*Work request*
Could you filter the data below down to the lines that hold the word "first"?

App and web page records
*** Begin section ***
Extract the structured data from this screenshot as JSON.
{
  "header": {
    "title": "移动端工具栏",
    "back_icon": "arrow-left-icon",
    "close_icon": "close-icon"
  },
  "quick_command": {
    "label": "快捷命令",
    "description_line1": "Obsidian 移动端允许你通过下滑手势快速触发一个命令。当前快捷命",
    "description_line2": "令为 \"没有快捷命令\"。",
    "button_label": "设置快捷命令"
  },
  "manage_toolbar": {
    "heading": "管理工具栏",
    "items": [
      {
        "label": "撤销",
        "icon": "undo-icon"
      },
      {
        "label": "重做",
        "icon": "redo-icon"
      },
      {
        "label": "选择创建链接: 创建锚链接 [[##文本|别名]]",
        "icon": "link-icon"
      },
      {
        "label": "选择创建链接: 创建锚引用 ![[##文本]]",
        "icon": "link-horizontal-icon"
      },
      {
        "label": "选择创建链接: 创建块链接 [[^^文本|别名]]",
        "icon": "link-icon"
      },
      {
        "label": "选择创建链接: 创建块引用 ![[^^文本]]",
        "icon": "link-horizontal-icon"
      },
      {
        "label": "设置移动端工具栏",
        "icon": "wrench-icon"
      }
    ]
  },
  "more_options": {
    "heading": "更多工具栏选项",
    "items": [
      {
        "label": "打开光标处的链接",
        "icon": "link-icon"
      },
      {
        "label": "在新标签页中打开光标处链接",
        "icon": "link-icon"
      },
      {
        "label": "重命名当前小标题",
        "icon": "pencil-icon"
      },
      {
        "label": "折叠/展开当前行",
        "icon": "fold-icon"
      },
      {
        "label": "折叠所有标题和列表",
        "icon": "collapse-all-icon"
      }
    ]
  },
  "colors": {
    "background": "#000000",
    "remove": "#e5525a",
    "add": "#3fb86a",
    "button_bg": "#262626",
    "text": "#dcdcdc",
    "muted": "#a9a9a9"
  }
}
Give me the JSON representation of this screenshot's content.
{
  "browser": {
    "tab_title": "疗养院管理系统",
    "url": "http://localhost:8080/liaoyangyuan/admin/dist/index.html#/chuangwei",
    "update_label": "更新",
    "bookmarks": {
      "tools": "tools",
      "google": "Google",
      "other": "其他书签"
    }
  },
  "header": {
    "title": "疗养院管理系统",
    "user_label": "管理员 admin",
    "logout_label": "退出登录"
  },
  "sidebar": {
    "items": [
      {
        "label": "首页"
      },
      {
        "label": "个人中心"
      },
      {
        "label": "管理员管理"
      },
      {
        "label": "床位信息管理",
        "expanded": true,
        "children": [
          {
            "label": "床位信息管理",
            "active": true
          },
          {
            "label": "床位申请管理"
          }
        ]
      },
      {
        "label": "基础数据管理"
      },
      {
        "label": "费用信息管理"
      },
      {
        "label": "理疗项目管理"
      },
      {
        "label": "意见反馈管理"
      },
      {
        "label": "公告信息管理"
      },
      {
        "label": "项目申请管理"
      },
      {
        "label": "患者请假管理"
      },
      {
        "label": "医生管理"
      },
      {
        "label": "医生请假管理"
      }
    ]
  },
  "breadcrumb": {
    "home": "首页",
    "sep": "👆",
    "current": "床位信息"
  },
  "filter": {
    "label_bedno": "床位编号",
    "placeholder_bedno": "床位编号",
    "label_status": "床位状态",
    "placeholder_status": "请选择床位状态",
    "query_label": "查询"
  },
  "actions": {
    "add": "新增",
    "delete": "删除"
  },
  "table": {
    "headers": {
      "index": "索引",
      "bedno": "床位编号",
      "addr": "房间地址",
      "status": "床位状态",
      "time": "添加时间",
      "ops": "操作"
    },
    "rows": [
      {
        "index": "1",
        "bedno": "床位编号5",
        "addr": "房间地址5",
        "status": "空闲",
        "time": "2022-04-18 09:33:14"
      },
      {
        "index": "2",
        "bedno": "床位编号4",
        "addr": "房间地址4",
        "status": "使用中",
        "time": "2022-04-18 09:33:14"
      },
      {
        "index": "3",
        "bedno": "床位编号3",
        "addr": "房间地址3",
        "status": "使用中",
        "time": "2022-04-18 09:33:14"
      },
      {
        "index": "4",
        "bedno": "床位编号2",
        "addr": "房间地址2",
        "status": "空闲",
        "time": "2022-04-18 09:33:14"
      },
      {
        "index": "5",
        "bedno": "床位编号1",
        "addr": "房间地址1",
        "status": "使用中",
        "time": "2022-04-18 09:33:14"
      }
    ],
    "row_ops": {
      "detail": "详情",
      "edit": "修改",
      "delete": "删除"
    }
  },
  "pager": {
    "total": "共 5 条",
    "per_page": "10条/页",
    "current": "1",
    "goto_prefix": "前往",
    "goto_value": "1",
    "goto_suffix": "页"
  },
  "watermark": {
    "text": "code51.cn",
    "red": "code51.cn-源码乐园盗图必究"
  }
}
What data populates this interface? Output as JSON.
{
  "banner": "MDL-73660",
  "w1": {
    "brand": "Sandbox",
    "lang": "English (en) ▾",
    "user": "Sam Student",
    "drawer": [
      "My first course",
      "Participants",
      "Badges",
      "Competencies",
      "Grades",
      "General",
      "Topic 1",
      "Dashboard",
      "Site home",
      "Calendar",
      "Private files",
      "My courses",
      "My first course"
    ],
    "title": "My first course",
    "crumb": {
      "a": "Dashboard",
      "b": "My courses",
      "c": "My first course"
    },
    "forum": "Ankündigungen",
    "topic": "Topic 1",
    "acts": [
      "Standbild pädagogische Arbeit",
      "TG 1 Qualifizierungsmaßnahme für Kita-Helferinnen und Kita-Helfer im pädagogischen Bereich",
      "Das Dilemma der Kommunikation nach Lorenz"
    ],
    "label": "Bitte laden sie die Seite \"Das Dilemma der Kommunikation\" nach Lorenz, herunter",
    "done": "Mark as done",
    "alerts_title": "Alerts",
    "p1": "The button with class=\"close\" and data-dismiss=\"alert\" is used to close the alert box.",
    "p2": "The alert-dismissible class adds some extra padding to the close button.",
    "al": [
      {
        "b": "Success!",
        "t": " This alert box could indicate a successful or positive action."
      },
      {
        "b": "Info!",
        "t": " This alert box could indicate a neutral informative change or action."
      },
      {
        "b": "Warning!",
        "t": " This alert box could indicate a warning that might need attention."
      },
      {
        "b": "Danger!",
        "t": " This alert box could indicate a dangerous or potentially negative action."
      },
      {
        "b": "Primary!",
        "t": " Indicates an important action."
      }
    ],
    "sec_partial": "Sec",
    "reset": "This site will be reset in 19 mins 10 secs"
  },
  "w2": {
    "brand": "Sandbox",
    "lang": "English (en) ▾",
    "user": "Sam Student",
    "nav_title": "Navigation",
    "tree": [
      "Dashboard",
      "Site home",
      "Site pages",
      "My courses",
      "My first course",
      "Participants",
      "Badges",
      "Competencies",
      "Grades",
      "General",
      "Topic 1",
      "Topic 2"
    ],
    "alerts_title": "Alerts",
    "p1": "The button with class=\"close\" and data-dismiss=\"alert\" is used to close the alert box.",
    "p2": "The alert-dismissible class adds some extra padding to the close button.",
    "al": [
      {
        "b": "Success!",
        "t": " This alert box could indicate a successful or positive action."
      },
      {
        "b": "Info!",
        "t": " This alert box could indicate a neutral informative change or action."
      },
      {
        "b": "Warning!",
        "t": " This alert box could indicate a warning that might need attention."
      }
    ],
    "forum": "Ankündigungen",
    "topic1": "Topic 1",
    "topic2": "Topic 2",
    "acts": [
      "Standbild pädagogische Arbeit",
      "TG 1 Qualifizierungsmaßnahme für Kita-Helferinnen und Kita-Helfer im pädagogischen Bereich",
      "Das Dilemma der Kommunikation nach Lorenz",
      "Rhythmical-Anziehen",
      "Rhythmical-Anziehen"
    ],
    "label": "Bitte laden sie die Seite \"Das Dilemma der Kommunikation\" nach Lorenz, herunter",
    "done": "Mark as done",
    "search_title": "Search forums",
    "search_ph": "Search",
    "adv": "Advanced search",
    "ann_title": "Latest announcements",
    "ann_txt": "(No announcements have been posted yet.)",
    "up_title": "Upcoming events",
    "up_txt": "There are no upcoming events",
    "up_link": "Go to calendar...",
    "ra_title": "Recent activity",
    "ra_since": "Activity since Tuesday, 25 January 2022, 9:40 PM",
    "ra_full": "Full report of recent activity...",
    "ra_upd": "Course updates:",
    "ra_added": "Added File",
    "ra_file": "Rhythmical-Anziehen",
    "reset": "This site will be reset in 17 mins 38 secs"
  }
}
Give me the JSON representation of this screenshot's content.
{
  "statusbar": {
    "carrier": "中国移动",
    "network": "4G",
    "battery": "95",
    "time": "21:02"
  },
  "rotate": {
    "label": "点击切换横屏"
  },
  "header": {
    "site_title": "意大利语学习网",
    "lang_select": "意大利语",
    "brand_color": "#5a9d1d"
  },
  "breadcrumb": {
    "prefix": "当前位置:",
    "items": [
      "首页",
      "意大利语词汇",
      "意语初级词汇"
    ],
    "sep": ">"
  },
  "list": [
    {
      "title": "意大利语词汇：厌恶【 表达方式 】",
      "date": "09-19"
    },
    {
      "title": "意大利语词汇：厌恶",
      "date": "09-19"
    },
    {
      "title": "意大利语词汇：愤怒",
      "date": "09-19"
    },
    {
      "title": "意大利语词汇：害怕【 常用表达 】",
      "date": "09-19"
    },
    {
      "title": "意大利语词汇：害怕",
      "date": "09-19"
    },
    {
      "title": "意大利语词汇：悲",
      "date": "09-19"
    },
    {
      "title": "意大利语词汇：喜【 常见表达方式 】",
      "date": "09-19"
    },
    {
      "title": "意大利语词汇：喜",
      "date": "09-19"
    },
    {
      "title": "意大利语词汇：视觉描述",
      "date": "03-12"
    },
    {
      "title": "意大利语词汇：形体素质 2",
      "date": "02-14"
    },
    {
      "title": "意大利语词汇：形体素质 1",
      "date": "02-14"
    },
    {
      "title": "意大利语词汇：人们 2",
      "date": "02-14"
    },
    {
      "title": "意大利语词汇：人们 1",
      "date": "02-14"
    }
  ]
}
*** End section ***
*Solution to the exercise*
      "My first course",
      "My first course"
    "title": "My first course",
      "c": "My first course"
      "My first course",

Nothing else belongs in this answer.